=== Supplied information ===
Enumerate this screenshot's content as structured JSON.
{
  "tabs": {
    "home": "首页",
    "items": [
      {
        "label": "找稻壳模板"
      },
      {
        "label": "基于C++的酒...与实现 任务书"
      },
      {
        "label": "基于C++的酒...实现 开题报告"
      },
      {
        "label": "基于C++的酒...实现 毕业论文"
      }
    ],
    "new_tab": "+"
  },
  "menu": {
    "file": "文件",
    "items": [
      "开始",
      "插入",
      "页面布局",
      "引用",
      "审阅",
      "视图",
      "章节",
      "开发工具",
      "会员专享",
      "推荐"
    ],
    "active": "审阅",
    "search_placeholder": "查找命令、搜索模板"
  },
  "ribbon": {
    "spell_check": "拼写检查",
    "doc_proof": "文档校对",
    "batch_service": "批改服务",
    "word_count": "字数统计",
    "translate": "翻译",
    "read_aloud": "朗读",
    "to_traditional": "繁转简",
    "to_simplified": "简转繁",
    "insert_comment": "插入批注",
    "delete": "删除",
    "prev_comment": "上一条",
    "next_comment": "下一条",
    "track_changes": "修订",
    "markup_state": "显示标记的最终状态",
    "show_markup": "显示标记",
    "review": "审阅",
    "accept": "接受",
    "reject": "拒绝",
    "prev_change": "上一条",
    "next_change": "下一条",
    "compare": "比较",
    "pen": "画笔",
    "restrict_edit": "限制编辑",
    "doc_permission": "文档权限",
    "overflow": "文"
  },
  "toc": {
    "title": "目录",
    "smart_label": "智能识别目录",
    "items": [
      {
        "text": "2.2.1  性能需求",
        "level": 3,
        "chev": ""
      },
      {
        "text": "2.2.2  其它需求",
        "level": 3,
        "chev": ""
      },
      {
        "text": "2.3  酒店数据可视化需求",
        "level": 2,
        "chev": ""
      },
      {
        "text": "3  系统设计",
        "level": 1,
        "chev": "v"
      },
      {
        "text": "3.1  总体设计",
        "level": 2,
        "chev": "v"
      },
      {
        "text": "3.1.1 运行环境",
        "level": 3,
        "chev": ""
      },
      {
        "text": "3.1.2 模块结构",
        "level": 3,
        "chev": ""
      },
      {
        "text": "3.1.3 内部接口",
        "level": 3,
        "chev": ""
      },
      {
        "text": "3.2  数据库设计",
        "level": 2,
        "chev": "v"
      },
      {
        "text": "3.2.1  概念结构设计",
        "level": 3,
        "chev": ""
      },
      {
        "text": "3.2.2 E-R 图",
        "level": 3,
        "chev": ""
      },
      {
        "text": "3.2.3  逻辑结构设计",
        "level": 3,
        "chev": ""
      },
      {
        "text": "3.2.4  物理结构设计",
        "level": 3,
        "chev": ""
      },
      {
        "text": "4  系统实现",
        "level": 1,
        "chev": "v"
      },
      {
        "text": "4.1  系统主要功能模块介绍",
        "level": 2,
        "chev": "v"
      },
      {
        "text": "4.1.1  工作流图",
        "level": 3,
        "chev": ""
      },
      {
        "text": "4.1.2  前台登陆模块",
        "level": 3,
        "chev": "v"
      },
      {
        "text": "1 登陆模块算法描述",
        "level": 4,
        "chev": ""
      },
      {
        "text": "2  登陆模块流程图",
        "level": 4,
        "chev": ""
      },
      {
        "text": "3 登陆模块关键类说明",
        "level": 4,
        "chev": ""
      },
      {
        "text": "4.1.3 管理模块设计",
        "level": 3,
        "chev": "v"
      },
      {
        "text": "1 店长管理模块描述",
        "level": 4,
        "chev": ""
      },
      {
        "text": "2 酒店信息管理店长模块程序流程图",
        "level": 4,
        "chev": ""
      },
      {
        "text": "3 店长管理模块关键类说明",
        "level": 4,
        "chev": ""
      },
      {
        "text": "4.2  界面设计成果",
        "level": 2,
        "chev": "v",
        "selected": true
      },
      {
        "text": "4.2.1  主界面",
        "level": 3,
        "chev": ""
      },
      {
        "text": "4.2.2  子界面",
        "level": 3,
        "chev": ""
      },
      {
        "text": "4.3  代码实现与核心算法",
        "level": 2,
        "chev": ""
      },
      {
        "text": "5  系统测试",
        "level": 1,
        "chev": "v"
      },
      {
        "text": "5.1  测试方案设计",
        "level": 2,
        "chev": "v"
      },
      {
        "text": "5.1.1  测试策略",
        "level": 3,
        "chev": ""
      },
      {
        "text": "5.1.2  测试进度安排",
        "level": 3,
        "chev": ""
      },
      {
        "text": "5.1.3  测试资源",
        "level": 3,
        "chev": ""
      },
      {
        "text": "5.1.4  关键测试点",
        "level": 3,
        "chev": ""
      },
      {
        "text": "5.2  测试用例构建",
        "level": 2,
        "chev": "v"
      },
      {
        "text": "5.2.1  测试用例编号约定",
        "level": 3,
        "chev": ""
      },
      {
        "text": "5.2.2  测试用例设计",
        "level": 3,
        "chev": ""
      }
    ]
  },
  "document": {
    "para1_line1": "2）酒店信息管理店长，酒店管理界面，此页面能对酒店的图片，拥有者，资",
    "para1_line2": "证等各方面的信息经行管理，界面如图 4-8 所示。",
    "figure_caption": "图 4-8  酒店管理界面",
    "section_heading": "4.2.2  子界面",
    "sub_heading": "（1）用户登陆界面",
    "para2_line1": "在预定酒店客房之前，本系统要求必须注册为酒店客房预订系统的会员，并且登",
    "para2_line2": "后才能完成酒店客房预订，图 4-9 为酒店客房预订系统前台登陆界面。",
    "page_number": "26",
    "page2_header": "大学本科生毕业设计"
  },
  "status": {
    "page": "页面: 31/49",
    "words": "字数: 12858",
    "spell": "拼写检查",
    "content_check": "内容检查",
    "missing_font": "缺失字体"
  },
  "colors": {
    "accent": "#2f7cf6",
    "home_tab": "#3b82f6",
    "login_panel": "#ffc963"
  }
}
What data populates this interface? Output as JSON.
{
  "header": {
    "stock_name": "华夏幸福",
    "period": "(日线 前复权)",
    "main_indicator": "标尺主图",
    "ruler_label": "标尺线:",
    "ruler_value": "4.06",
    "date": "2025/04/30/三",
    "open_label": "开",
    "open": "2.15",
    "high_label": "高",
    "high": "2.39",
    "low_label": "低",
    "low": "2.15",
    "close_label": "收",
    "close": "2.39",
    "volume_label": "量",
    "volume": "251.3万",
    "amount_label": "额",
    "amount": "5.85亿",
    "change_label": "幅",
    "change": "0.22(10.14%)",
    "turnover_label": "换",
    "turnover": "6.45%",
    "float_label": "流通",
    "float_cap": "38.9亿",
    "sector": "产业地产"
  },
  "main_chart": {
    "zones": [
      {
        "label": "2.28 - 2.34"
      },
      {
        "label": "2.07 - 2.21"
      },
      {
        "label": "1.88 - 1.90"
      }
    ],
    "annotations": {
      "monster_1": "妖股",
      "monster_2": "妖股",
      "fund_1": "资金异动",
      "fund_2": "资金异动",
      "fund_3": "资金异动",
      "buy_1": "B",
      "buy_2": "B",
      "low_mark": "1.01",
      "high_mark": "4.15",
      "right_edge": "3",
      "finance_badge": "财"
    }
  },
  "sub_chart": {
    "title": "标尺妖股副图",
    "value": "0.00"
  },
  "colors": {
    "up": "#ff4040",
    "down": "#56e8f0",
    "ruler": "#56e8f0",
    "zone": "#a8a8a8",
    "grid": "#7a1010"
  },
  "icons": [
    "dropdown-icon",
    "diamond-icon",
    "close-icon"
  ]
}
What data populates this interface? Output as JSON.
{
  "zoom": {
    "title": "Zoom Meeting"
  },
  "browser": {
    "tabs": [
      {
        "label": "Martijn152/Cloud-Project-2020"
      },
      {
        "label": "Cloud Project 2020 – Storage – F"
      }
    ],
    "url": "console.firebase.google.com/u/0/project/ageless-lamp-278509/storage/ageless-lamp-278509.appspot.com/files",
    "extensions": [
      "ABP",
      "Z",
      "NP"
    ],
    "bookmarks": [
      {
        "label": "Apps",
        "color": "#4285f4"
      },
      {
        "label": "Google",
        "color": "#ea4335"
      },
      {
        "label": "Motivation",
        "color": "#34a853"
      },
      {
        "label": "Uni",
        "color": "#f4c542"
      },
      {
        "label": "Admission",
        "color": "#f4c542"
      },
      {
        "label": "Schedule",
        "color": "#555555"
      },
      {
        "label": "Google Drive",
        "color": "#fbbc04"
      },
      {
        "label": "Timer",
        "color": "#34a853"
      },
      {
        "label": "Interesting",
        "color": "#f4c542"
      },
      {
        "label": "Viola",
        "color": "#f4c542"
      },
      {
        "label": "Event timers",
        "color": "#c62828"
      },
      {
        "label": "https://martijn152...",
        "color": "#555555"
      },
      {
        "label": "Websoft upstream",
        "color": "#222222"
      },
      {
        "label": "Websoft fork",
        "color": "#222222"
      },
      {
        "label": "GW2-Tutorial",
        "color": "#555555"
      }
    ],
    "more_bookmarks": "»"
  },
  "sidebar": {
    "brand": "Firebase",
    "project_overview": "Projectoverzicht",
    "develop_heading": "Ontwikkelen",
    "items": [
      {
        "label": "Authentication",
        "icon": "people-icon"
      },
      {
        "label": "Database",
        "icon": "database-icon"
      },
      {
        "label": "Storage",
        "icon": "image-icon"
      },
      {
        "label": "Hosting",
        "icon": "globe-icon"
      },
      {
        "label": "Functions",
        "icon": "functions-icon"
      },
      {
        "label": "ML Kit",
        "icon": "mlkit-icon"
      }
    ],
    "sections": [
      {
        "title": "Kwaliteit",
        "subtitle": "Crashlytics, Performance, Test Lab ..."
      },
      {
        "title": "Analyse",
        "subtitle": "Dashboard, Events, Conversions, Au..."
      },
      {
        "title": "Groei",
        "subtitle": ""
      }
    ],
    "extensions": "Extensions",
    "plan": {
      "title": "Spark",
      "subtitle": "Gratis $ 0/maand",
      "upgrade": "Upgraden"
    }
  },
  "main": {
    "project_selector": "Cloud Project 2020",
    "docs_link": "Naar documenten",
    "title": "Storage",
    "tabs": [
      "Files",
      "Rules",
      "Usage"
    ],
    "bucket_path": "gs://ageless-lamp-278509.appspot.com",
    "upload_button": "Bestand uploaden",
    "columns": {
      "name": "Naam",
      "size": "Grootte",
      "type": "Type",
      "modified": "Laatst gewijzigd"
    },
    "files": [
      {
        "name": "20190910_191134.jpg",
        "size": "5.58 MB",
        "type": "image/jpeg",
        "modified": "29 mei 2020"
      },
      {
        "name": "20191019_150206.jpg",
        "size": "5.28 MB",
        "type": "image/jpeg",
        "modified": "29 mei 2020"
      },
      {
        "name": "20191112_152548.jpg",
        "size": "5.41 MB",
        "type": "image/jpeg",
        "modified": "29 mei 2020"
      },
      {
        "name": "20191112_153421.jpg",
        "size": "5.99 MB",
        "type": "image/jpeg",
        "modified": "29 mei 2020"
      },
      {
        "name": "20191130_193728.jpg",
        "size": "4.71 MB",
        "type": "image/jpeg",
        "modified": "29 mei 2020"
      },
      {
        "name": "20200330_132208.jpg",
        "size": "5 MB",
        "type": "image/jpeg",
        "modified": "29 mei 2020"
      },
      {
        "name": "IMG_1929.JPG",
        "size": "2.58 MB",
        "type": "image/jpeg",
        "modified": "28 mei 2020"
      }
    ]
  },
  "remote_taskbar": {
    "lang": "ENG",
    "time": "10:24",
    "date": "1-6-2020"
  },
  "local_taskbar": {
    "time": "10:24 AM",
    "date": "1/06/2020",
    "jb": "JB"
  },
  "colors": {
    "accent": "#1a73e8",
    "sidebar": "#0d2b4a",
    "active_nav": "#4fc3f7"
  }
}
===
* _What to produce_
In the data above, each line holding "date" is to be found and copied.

* _Response to this exercise_
    "date": "2025/04/30/三",
    "date": "1-6-2020"
    "date": "1/06/2020",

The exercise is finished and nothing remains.